What I need is an exact repeat of the lines from the one with "Decode this image" through the end of the listing below. Leave out every picture.

The input
§
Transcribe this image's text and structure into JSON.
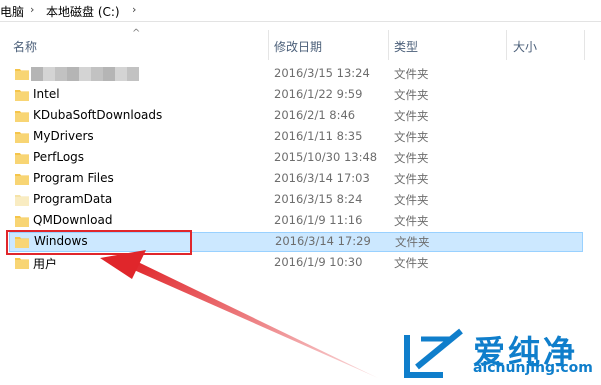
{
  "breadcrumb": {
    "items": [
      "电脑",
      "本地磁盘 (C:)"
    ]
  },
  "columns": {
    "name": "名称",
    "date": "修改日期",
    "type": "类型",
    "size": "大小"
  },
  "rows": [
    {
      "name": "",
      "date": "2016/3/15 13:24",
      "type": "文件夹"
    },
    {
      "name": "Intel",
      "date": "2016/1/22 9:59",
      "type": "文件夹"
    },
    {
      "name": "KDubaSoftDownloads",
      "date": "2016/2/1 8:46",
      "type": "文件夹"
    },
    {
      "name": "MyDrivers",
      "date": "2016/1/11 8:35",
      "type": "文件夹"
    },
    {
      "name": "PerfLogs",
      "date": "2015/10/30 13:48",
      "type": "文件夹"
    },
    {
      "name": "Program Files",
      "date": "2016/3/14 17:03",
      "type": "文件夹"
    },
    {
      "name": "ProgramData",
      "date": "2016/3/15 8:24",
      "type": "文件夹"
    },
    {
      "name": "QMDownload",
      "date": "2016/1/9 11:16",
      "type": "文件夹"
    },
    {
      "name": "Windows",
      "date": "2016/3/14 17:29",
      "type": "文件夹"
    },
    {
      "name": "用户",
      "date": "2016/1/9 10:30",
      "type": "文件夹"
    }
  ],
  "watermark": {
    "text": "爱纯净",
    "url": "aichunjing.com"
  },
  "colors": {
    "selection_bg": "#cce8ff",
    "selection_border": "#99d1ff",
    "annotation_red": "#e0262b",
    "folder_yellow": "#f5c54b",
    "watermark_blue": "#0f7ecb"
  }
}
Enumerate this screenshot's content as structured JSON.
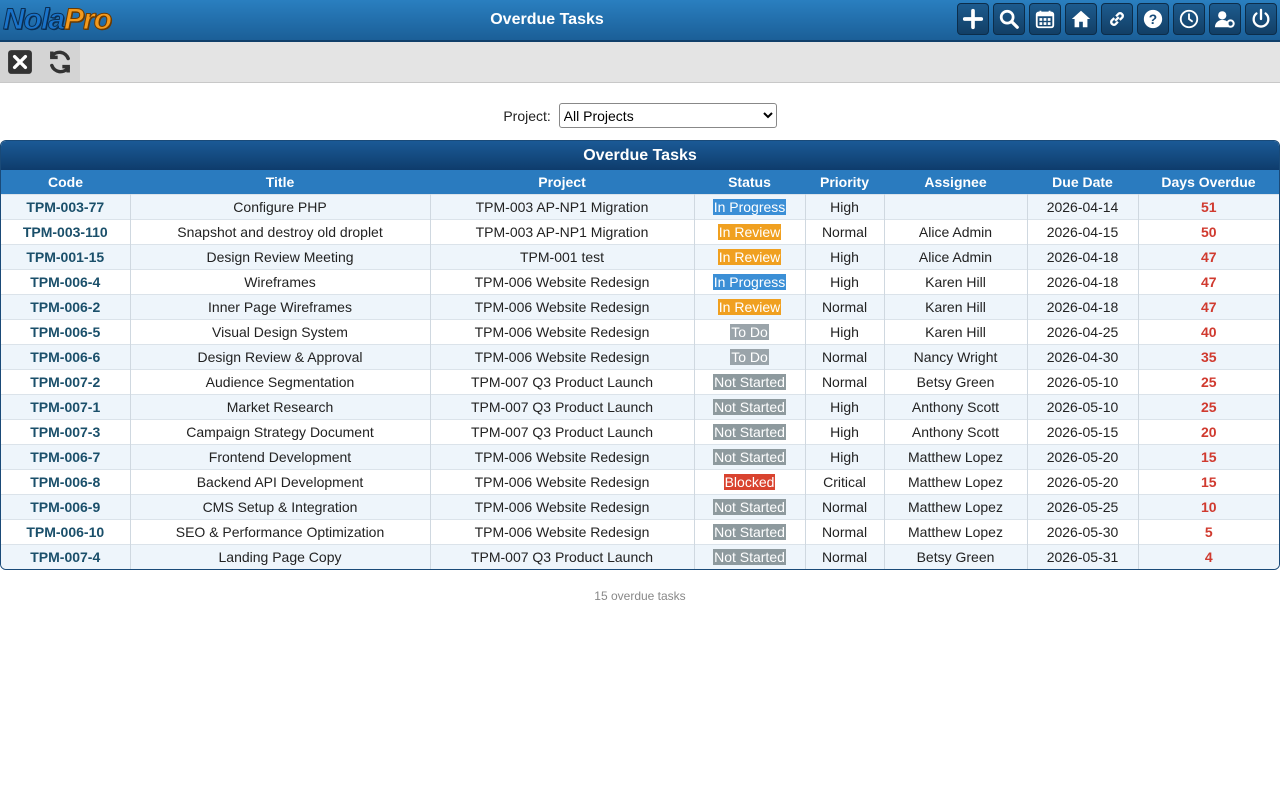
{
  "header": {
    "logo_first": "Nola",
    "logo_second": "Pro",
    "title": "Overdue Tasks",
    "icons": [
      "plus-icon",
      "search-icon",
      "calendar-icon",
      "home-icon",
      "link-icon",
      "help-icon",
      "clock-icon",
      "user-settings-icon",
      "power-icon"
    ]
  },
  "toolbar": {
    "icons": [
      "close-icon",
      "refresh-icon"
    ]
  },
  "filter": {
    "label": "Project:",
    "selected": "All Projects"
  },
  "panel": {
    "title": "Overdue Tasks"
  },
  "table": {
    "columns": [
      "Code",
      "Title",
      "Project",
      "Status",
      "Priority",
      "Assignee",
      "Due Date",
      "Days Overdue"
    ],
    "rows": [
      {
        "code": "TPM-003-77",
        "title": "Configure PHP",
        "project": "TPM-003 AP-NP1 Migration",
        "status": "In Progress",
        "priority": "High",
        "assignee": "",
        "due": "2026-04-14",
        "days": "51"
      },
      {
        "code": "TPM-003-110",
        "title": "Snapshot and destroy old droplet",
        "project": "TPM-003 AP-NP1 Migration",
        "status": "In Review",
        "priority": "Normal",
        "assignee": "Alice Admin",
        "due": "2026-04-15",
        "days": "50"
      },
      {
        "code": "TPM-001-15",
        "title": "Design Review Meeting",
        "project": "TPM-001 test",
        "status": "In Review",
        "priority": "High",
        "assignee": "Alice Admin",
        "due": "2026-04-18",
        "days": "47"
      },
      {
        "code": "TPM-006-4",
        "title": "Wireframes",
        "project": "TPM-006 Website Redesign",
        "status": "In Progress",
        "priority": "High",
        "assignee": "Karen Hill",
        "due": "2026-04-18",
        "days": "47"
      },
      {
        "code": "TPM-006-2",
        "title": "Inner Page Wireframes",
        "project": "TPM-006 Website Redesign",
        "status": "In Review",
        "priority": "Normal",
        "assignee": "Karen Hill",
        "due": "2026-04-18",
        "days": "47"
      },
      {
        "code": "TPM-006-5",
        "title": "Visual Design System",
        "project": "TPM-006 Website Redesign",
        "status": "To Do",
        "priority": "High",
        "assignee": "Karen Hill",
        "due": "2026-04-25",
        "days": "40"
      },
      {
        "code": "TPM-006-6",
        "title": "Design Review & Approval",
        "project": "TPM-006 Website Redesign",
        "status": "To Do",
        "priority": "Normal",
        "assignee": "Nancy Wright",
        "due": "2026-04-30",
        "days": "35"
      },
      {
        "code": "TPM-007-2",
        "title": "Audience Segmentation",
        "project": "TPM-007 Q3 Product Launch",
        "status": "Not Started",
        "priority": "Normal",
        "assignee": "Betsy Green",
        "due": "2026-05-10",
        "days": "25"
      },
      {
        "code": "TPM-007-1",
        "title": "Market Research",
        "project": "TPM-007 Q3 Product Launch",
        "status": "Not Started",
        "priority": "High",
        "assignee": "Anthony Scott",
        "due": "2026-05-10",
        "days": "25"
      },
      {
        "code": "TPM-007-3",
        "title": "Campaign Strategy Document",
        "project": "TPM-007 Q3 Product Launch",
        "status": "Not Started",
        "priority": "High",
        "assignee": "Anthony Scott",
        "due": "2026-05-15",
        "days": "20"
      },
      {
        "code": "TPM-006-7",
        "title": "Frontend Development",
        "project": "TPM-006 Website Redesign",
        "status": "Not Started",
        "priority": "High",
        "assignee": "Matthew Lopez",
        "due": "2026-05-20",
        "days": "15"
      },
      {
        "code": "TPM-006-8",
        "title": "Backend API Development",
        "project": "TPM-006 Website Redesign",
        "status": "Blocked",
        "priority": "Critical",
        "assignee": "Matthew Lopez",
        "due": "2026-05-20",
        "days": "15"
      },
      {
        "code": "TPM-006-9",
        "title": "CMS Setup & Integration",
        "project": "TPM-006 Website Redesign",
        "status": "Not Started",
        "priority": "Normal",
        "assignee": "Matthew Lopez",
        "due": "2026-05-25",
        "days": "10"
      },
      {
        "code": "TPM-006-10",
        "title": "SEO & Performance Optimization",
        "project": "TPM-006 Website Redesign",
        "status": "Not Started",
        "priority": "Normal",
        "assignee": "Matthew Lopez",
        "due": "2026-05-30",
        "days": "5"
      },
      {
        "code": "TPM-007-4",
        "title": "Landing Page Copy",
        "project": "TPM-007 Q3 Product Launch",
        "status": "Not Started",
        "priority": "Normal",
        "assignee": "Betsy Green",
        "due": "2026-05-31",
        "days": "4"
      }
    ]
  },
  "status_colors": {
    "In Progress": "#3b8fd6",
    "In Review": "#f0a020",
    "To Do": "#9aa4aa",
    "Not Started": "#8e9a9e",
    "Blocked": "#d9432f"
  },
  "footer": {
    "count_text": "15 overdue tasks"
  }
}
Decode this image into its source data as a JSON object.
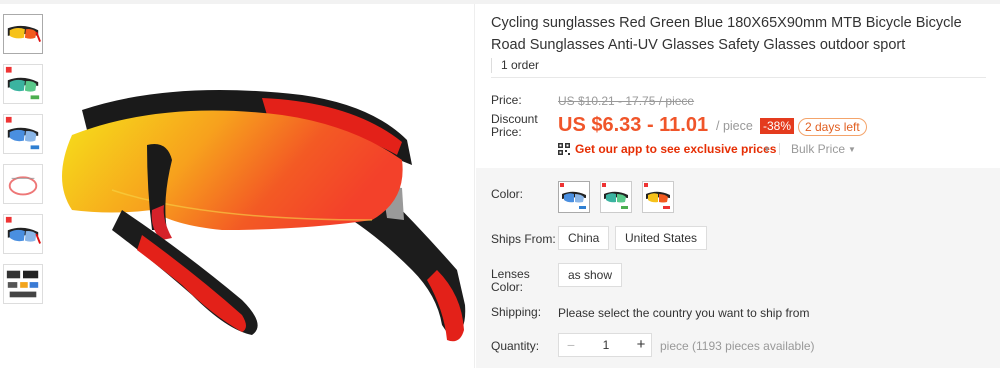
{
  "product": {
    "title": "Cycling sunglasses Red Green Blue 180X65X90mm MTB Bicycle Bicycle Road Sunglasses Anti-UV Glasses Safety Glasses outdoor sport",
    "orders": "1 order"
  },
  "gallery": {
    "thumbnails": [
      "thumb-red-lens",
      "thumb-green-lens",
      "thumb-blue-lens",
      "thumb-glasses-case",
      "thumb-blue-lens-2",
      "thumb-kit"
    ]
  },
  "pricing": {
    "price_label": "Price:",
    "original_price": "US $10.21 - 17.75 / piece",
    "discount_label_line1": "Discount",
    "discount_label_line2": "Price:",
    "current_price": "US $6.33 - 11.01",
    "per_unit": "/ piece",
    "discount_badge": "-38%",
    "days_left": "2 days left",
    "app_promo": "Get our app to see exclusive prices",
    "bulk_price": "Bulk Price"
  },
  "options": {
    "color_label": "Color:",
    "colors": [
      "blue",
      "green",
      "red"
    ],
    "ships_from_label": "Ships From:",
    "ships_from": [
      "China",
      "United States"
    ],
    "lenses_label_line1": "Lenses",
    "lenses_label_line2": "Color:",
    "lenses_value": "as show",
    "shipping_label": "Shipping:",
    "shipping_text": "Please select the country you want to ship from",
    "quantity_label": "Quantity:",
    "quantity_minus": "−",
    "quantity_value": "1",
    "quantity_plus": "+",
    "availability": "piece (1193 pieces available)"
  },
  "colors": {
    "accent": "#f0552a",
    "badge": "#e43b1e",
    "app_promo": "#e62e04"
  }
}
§
Answer space
Decode this image into its source data as a JSON object.
{
  "product": {
    "title": "Cycling sunglasses Red Green Blue 180X65X90mm MTB Bicycle Bicycle Road Sunglasses Anti-UV Glasses Safety Glasses outdoor sport",
    "orders": "1 order"
  },
  "gallery": {
    "thumbnails": [
      "thumb-red-lens",
      "thumb-green-lens",
      "thumb-blue-lens",
      "thumb-glasses-case",
      "thumb-blue-lens-2",
      "thumb-kit"
    ]
  },
  "pricing": {
    "price_label": "Price:",
    "original_price": "US $10.21 - 17.75 / piece",
    "discount_label_line1": "Discount",
    "discount_label_line2": "Price:",
    "current_price": "US $6.33 - 11.01",
    "per_unit": "/ piece",
    "discount_badge": "-38%",
    "days_left": "2 days left",
    "app_promo": "Get our app to see exclusive prices",
    "bulk_price": "Bulk Price"
  },
  "options": {
    "color_label": "Color:",
    "colors": [
      "blue",
      "green",
      "red"
    ],
    "ships_from_label": "Ships From:",
    "ships_from": [
      "China",
      "United States"
    ],
    "lenses_label_line1": "Lenses",
    "lenses_label_line2": "Color:",
    "lenses_value": "as show",
    "shipping_label": "Shipping:",
    "shipping_text": "Please select the country you want to ship from",
    "quantity_label": "Quantity:",
    "quantity_minus": "−",
    "quantity_value": "1",
    "quantity_plus": "+",
    "availability": "piece (1193 pieces available)"
  },
  "colors": {
    "accent": "#f0552a",
    "badge": "#e43b1e",
    "app_promo": "#e62e04"
  }
}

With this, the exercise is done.